The concept of nanocrystalline materials seems to authorize the alloying of components which are immiscible in the solid or molten state. These fabricated alloys could be good candidates for advanced and technologically marvelous properties.
It is clearly seen that at a nanometric scale, the nanocrystalline materials contain a high grain boundary volume fraction; therefore grain boundaries and their interactions with crystal play a remarkable role in the different properties. It is important to point out that those nanocrystalline materials, as a new generation of advanced materials, have superior properties to conventional coarse-grained polycrystalline materials. They exhibit outstanding mechanical and physical properties such as high strength and hardness, low elastic modulus, improved ductility/toughness, excellent fatigue and wear resistance, increased diffusivity, higher electrical resistivity, reduced density, higher thermal expansion coefficient, enhanced specific heat, lower thermal conductivity, and better soft magnetic properties.

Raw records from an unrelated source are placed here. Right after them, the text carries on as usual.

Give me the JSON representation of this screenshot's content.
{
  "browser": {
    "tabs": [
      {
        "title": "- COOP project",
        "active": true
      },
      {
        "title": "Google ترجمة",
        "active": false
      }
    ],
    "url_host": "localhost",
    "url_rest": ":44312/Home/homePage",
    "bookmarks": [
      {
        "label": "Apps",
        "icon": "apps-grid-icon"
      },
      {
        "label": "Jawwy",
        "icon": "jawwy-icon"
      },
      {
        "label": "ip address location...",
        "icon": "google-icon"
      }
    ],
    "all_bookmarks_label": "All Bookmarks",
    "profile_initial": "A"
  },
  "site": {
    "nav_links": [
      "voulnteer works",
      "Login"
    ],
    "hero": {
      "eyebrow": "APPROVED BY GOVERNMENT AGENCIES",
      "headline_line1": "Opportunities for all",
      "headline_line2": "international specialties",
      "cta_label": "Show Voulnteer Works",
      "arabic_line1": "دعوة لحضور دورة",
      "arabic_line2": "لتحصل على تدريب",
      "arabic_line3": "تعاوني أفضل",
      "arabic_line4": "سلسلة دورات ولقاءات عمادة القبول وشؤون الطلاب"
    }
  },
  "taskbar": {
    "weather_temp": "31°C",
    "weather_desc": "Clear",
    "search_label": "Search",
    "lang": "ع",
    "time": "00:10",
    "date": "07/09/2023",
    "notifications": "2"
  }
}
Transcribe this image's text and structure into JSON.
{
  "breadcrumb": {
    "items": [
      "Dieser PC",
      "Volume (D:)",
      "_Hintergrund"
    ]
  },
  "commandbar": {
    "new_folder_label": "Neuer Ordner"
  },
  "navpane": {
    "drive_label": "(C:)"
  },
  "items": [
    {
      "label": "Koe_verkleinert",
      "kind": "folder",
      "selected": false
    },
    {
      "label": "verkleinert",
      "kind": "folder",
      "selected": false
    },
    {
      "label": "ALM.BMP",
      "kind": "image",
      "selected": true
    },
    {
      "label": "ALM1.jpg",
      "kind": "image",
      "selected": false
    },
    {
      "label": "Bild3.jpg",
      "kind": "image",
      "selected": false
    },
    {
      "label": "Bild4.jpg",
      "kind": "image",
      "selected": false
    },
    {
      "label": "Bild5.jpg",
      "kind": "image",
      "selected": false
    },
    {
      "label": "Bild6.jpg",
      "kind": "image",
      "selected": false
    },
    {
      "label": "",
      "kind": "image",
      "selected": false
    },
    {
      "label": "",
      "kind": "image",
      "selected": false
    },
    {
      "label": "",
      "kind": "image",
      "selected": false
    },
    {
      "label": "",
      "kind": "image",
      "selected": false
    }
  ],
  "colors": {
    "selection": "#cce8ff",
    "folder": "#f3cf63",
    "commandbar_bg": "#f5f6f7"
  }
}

Nanocrystalline materials can be fabricated by gas condensation, plasma deposition, spray conversion technique, mechanical alloying, and some other methods. Obviously, there are two approaches to fabricate the nanocrystalline materials: “top-down” and “bottom-up.” Both approaches play significant roles in industry and have some advantages and disadvantages. Bottom-up approach is nothing new in material synthesis and often emphasized in nanotechnology literature. As a matter of fact, the typical synthesis of materials is to build atom by atom on a large scale and has been used for over a century in industrial applications. Bottom-up approach mentions the buildup of a material from the bottom as molecule by molecule, atom by atom, or cluster by cluster. In the process of crystal growth, the growth species such as atoms, molecules, and ions assemble into crystal structure one after another after impinging onto the growth surface. Bottom-up approach also promises a preferable chance to get nanocrystalline materials with less defects, more homogeneous chemical composition, and higher short- and long-range ordering. It is recognizable that the bottom-up approach is driven mostly by the reduction of Gibbs free energy (ΔG), so that the nanocrystalline materials are in a state closer to a thermodynamic equilibrium state. In contrast to this, top-down approach most likely insets internal stress, in addition to contaminations and surface defects. Attrition or ball milling is a generic top-down method in making nanostructures, whereas the colloidal dispersion or gas-based reduction is a usual example of bottom-up approach. The former produces polycrystalline structures with irreproducible crystallography and poorly controlled grain orientation. The latter has generated a reproducible collection of structures and architectures, including alloys, pure metals, anisotropic nanostructures, and core-shell. In lithography, the process may be assumed as a hybrid approach, since the thin film growth is bottom-up and etching is top-down, while nanolithography is generally a bottom-up approach.